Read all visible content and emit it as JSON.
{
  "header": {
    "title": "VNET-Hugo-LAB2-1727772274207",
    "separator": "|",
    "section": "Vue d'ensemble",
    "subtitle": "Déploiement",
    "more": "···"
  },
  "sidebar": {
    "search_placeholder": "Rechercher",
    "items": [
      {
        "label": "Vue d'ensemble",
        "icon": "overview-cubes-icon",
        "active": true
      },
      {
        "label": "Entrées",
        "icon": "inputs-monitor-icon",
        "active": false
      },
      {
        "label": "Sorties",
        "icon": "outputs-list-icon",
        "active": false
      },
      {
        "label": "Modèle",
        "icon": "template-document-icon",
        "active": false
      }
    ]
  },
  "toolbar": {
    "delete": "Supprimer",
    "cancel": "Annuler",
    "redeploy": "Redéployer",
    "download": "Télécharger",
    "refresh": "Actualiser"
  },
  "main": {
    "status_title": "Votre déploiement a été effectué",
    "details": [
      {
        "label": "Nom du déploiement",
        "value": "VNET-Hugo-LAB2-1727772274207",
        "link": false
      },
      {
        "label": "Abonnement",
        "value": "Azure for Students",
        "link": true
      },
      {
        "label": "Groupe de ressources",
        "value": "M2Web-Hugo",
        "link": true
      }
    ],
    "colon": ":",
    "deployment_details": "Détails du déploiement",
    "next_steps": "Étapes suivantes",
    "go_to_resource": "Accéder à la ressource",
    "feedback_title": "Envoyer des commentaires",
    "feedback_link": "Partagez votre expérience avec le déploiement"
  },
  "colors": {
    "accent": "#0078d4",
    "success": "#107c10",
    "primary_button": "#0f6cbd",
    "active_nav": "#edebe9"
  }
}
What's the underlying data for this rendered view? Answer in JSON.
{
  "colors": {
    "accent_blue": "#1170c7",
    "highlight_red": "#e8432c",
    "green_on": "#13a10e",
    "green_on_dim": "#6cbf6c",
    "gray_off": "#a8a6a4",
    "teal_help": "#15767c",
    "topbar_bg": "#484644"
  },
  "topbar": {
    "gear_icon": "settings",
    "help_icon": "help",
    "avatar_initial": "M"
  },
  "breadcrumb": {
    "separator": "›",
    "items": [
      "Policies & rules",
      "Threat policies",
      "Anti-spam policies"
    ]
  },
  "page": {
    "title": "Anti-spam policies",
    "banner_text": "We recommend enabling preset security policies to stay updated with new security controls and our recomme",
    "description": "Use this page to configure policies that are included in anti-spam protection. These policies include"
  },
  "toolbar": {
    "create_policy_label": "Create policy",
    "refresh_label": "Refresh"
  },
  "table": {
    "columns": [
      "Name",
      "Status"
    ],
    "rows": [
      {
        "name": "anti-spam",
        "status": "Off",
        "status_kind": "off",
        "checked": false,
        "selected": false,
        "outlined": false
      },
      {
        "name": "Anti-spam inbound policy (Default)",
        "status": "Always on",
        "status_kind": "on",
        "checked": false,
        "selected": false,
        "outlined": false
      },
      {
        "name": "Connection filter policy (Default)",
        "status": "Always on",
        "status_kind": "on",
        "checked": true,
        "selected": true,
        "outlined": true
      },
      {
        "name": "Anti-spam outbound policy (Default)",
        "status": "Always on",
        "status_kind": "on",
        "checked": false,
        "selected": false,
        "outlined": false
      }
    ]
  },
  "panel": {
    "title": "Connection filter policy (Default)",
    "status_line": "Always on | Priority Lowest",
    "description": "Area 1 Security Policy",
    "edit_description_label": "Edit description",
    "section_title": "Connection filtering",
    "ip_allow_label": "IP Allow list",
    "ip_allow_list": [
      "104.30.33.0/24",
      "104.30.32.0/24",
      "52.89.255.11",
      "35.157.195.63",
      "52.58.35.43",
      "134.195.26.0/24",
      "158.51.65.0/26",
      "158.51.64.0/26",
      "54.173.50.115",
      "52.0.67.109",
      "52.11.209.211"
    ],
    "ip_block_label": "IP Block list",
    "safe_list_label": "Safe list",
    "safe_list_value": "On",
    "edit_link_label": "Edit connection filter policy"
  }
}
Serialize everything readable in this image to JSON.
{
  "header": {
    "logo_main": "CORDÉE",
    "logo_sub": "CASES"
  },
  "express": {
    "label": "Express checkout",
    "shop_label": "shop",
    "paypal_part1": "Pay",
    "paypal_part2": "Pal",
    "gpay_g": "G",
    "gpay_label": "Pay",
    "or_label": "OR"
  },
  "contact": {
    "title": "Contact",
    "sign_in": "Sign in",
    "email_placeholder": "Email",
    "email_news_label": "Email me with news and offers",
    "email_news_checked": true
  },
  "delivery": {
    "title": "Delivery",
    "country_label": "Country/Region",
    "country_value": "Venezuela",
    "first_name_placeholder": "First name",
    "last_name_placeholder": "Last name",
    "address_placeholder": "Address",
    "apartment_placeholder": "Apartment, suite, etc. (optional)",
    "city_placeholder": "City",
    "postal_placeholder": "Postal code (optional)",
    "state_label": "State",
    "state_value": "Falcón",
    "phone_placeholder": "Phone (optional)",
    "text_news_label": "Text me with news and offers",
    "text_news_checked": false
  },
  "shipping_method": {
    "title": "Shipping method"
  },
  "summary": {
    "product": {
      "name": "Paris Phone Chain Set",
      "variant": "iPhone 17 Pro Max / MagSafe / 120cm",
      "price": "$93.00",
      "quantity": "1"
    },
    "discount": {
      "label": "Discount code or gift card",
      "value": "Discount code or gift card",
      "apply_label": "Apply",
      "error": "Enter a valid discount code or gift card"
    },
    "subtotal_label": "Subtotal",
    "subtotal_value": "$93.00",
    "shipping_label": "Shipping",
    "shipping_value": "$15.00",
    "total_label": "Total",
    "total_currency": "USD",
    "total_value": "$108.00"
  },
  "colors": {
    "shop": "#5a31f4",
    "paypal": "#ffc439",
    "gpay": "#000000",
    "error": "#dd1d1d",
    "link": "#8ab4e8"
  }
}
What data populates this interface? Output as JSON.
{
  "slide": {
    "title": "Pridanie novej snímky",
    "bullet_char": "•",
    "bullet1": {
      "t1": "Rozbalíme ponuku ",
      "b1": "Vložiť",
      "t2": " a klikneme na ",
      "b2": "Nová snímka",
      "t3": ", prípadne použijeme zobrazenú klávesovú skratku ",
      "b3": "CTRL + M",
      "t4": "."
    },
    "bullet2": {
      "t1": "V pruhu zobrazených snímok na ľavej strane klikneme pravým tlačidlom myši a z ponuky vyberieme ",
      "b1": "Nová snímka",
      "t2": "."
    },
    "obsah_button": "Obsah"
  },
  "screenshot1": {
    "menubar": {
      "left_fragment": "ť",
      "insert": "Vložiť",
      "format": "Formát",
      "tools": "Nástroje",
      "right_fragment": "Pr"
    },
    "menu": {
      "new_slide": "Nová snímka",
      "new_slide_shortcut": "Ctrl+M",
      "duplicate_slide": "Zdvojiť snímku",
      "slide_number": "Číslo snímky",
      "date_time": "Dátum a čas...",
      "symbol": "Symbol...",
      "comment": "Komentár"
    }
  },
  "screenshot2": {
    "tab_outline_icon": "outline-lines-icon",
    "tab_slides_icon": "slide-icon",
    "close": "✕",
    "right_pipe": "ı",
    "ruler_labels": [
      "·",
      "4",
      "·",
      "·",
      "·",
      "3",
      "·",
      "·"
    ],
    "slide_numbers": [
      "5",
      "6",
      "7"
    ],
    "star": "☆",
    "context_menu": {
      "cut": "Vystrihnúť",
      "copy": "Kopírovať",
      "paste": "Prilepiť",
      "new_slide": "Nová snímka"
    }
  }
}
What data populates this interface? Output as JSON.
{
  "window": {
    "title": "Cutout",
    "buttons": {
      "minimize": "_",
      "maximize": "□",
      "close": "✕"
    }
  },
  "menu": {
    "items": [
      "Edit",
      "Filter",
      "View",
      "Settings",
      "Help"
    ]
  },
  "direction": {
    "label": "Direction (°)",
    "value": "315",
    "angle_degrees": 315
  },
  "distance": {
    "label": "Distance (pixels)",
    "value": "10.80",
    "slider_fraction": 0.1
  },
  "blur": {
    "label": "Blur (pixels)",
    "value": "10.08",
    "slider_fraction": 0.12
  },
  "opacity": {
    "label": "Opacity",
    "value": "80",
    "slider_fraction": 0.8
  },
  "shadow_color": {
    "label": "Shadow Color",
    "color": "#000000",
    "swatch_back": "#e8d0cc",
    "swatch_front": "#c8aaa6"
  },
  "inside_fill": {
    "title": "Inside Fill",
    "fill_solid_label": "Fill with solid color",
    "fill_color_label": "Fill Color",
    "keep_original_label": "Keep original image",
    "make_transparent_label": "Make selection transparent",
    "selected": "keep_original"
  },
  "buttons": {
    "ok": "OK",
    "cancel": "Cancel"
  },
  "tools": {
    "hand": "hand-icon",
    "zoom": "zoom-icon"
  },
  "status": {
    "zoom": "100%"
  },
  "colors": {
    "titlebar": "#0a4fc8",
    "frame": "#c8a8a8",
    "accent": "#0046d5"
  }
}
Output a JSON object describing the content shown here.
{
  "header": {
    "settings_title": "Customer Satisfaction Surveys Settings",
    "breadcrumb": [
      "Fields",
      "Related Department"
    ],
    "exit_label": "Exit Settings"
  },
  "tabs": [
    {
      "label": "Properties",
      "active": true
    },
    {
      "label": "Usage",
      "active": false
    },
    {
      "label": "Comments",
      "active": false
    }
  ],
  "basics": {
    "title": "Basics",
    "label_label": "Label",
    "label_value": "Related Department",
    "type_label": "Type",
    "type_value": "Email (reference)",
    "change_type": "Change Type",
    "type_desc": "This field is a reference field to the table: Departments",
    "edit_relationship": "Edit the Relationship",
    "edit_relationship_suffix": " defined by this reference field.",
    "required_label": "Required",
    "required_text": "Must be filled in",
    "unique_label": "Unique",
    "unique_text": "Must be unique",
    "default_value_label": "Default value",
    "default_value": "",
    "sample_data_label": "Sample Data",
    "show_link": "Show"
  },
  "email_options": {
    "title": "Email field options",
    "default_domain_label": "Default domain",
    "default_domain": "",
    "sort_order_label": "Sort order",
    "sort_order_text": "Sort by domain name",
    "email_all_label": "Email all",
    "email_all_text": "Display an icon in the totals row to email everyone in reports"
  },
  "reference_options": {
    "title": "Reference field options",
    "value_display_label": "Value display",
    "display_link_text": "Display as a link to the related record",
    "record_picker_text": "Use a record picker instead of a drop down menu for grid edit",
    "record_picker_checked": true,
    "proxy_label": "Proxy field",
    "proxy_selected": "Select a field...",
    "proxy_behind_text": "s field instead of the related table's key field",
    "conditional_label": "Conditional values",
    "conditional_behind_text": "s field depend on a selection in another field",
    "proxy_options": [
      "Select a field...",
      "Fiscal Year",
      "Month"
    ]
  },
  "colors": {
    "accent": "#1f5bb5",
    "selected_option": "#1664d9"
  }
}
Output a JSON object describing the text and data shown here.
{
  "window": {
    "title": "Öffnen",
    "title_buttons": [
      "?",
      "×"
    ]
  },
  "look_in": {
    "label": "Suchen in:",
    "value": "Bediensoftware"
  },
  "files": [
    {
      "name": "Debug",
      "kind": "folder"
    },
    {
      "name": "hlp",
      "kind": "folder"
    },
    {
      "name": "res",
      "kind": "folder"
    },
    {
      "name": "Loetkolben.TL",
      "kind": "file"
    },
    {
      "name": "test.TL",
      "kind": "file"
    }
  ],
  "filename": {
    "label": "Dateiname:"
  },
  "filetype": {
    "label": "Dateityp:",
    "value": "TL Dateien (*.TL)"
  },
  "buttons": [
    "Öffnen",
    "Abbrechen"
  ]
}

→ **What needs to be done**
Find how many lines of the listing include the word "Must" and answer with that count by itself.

→ **Exercise result**
2